▶ [Extracted material]:
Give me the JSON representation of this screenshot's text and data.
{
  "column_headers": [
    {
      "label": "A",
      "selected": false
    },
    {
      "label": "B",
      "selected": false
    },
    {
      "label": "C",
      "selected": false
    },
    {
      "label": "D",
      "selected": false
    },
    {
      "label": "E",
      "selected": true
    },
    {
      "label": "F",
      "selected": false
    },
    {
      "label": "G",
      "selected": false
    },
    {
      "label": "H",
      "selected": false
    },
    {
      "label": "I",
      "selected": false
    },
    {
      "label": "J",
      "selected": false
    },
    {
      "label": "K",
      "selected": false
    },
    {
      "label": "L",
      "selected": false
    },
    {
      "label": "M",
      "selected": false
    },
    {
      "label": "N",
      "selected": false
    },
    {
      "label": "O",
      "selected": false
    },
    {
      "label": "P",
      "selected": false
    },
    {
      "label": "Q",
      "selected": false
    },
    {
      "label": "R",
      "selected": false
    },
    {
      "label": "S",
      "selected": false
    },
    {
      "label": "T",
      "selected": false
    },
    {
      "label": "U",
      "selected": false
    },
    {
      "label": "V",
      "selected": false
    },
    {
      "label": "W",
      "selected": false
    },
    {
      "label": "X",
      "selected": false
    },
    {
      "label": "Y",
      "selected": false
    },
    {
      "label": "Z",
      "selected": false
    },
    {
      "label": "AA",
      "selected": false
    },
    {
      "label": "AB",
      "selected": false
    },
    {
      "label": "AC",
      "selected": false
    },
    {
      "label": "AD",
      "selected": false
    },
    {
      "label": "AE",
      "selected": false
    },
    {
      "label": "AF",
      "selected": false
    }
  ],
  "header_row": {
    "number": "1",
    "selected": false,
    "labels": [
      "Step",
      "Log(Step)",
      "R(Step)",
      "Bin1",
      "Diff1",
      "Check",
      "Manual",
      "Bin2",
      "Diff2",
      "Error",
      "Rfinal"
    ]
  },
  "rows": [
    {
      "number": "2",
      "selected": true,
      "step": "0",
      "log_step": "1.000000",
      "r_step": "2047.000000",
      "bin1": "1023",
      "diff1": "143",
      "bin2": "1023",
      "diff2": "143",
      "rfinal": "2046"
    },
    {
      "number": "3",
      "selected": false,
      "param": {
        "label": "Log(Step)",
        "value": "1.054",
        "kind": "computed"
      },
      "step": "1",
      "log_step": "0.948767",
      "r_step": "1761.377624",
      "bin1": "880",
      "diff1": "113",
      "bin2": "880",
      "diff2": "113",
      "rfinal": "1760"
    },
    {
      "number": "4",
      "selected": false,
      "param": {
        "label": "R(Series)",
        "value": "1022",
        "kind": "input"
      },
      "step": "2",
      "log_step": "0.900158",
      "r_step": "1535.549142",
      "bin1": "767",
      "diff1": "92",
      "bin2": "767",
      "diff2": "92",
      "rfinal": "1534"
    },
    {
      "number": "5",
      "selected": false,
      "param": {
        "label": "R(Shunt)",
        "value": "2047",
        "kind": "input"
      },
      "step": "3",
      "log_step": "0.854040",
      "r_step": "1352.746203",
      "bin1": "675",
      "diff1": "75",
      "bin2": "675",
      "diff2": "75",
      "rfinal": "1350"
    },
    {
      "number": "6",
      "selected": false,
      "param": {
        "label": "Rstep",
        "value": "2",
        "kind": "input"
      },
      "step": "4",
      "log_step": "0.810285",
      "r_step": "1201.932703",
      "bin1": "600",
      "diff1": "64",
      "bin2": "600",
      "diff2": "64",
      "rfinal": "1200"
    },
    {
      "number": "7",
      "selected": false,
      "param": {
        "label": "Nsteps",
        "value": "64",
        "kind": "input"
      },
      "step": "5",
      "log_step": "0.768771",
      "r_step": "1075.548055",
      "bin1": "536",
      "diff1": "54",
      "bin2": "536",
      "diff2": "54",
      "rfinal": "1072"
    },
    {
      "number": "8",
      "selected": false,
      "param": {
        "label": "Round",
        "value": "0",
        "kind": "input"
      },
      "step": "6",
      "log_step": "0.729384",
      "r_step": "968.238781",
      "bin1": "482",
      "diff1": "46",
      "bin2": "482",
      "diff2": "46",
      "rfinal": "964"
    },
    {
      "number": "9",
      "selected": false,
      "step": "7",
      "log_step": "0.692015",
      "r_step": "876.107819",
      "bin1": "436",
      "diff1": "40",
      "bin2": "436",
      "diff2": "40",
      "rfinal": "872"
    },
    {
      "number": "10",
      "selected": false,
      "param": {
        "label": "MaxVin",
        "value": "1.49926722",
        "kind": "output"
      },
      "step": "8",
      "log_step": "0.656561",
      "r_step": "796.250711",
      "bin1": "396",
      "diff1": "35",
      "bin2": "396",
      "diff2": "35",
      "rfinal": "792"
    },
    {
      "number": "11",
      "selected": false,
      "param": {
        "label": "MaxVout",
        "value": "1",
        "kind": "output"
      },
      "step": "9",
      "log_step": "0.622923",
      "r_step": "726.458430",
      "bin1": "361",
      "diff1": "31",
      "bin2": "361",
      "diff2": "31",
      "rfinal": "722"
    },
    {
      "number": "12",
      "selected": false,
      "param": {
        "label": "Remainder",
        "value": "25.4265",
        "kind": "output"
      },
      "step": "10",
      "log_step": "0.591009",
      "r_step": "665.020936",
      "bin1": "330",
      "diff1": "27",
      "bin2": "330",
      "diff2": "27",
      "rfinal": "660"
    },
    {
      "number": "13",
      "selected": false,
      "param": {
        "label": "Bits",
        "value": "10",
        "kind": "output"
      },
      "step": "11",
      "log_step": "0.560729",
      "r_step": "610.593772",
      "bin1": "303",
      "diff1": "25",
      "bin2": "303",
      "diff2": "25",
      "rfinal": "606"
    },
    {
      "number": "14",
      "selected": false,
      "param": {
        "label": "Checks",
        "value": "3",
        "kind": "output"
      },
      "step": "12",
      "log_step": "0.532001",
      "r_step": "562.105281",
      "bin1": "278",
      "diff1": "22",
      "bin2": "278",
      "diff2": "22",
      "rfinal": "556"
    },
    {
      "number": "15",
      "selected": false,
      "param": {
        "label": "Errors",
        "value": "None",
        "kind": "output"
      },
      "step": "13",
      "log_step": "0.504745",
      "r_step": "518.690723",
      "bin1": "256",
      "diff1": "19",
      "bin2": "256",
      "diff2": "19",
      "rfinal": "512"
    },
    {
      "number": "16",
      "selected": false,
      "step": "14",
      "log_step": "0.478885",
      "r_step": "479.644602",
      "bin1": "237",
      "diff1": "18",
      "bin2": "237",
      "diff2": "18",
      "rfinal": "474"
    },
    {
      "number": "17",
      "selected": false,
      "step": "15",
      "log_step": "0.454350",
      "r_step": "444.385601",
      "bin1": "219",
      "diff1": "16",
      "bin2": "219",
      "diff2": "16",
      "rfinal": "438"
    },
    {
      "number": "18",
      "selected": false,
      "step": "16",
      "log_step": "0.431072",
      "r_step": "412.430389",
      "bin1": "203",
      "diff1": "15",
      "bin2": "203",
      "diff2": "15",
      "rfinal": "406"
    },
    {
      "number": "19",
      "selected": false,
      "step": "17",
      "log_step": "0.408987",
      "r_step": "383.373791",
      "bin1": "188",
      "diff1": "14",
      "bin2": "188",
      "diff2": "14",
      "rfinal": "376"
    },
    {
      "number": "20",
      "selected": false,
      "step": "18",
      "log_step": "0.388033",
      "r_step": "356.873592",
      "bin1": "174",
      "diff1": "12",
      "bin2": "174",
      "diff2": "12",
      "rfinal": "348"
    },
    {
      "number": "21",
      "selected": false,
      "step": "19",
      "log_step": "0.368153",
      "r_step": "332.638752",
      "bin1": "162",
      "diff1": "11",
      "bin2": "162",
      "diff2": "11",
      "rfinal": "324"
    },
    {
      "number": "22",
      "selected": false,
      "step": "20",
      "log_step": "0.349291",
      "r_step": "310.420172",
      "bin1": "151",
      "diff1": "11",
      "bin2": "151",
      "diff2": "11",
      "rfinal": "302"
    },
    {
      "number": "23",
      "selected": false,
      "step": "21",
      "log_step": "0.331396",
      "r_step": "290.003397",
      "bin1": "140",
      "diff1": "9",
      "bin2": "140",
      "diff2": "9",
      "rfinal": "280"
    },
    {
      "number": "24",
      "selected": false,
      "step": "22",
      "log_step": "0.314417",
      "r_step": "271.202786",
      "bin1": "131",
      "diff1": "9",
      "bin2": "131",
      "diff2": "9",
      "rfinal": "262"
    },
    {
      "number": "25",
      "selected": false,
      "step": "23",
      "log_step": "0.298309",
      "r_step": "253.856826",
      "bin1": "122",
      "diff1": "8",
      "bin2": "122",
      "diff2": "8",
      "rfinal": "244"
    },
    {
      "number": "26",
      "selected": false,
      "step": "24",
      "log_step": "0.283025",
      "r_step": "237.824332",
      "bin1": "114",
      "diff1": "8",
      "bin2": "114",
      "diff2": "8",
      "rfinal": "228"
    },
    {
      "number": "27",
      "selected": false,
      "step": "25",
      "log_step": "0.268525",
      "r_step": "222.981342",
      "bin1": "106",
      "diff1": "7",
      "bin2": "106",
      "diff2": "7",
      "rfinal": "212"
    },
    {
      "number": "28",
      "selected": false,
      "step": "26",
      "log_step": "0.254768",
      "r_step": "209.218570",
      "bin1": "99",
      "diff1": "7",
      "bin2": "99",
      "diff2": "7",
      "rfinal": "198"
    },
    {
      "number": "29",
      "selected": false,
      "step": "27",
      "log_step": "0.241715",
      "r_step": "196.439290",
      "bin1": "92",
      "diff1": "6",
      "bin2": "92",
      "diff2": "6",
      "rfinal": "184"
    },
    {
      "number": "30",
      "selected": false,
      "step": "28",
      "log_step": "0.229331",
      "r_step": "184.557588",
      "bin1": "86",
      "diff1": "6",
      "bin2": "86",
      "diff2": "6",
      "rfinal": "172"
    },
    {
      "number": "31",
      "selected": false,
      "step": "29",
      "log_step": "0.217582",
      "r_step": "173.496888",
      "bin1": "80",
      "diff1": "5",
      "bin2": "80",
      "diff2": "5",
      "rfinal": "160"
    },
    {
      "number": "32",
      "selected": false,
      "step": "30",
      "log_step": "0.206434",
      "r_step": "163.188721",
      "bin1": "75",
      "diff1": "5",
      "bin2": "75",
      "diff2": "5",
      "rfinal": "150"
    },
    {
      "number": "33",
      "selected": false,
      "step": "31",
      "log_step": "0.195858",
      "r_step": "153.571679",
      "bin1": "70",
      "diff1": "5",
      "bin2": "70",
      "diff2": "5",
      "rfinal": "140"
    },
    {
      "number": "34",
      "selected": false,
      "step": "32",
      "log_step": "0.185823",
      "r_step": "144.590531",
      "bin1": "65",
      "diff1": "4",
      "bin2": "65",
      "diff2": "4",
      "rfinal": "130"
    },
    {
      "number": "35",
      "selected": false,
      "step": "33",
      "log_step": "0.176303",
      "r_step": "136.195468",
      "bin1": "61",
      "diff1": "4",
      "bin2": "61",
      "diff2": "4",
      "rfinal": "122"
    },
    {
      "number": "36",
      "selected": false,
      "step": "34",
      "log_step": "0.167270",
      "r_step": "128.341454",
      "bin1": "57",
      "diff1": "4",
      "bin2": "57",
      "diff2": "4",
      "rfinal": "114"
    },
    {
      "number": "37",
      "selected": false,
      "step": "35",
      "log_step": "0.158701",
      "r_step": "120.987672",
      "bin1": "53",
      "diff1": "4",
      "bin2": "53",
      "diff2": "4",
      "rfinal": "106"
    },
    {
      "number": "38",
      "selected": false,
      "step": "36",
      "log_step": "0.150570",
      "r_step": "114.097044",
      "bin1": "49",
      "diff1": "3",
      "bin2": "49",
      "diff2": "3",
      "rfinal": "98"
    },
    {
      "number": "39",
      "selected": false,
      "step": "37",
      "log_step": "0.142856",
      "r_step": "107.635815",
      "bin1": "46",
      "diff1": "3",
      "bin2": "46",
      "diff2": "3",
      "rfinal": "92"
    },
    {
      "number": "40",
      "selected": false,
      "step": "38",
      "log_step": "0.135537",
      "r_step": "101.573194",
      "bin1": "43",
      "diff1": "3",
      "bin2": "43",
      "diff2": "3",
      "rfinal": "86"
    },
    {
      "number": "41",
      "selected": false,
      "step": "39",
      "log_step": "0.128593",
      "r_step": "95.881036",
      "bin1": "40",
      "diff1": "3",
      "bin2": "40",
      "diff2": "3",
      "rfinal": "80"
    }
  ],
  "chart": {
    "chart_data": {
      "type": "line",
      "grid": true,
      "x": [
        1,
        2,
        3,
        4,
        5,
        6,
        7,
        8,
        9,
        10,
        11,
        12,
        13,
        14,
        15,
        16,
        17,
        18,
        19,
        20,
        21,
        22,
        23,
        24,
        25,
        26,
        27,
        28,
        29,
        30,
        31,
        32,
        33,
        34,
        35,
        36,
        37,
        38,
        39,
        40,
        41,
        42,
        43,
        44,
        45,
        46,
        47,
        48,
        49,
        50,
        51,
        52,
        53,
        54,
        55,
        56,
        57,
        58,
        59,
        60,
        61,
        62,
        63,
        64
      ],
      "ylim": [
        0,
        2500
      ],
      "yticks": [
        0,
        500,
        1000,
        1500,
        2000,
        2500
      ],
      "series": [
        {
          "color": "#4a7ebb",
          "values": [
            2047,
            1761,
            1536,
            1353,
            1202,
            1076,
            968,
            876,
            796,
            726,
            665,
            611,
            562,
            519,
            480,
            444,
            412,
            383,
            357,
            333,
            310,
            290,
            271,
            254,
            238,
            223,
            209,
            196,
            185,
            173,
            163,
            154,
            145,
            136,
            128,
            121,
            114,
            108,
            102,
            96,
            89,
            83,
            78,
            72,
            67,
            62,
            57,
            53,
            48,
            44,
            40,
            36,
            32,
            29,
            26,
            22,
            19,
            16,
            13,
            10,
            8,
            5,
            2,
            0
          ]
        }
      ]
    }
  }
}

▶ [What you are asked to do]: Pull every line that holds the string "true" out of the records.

▶ [Written solution]:
      "selected": true
      "selected": true,
      "grid": true,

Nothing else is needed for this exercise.